YOUR OBJECTIVE: Which of the lines in the data mention the string "true"? List them all.

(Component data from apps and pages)
━━━━━━━━━━━━━━━━

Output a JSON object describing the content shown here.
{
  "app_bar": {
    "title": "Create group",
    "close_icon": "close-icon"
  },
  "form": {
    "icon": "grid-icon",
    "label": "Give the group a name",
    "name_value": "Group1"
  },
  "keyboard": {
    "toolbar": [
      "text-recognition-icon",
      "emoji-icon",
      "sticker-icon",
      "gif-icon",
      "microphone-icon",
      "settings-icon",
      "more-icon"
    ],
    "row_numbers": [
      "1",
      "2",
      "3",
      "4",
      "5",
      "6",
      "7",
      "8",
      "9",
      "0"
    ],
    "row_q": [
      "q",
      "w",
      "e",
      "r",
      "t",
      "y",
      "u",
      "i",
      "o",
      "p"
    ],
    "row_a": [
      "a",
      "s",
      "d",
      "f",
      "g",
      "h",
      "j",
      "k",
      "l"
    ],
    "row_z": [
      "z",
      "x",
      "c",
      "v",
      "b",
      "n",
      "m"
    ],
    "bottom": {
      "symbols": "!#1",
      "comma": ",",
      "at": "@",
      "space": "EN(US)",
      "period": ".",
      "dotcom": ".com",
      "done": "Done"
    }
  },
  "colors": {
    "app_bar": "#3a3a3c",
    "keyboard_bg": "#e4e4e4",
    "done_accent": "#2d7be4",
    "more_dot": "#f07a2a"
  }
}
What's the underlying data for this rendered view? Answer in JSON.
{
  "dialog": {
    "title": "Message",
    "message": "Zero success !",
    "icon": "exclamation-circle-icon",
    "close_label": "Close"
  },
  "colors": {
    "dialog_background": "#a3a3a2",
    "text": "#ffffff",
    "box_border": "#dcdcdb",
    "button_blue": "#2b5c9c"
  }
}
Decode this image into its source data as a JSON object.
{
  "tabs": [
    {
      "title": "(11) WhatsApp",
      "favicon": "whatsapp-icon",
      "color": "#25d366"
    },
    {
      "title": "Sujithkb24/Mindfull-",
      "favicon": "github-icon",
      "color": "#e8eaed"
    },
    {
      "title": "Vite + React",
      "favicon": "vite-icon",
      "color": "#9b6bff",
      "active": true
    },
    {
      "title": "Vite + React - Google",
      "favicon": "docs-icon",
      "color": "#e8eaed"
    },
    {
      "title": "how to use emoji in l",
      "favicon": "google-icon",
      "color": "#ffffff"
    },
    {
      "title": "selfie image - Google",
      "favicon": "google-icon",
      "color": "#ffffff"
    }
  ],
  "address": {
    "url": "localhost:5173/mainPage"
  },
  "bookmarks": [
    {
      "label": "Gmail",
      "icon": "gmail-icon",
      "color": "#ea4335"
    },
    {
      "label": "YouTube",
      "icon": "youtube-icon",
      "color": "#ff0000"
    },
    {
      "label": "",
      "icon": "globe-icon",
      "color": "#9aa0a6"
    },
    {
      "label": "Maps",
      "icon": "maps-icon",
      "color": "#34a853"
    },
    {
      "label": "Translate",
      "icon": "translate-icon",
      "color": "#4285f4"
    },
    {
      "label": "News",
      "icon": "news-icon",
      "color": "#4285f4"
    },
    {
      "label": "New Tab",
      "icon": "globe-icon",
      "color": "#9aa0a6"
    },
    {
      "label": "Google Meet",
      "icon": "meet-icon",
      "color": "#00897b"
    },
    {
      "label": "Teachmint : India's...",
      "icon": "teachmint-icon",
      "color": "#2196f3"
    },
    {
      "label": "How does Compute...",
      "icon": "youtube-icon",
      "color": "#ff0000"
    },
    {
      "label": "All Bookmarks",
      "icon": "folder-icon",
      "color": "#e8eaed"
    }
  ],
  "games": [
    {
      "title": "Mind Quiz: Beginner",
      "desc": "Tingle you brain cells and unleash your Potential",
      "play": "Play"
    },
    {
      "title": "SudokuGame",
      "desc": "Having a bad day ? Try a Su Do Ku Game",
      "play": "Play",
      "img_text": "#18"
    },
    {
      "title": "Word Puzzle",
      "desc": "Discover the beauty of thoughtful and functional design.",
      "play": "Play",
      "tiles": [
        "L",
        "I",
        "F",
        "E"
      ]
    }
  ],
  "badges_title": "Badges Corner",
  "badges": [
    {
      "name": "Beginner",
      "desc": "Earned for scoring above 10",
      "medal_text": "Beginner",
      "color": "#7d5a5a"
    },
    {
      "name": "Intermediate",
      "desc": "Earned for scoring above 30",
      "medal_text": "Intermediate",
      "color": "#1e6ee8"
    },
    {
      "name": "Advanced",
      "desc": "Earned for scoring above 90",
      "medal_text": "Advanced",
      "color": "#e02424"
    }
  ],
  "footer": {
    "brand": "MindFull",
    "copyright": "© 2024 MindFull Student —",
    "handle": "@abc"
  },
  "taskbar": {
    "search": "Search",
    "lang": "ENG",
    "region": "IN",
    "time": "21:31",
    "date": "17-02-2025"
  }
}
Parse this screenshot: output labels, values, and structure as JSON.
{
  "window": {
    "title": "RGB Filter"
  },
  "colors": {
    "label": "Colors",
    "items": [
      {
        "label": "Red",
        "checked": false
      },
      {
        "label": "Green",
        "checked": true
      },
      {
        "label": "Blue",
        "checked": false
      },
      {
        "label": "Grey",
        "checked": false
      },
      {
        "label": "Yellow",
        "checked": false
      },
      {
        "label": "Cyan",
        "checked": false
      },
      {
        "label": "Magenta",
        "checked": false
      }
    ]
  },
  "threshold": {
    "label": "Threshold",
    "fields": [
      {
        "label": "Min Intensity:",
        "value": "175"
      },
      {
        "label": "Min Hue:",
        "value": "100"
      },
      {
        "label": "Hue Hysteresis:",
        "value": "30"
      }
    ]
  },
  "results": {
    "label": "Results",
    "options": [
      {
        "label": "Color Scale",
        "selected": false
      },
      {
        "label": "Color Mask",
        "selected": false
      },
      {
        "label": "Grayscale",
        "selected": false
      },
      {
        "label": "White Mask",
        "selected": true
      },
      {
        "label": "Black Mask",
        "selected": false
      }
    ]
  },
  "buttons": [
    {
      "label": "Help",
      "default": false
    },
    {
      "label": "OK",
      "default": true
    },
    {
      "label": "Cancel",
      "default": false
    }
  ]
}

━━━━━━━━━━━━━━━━

FINISHED EXERCISE:
      "active": true
        "checked": true
        "selected": true
      "default": true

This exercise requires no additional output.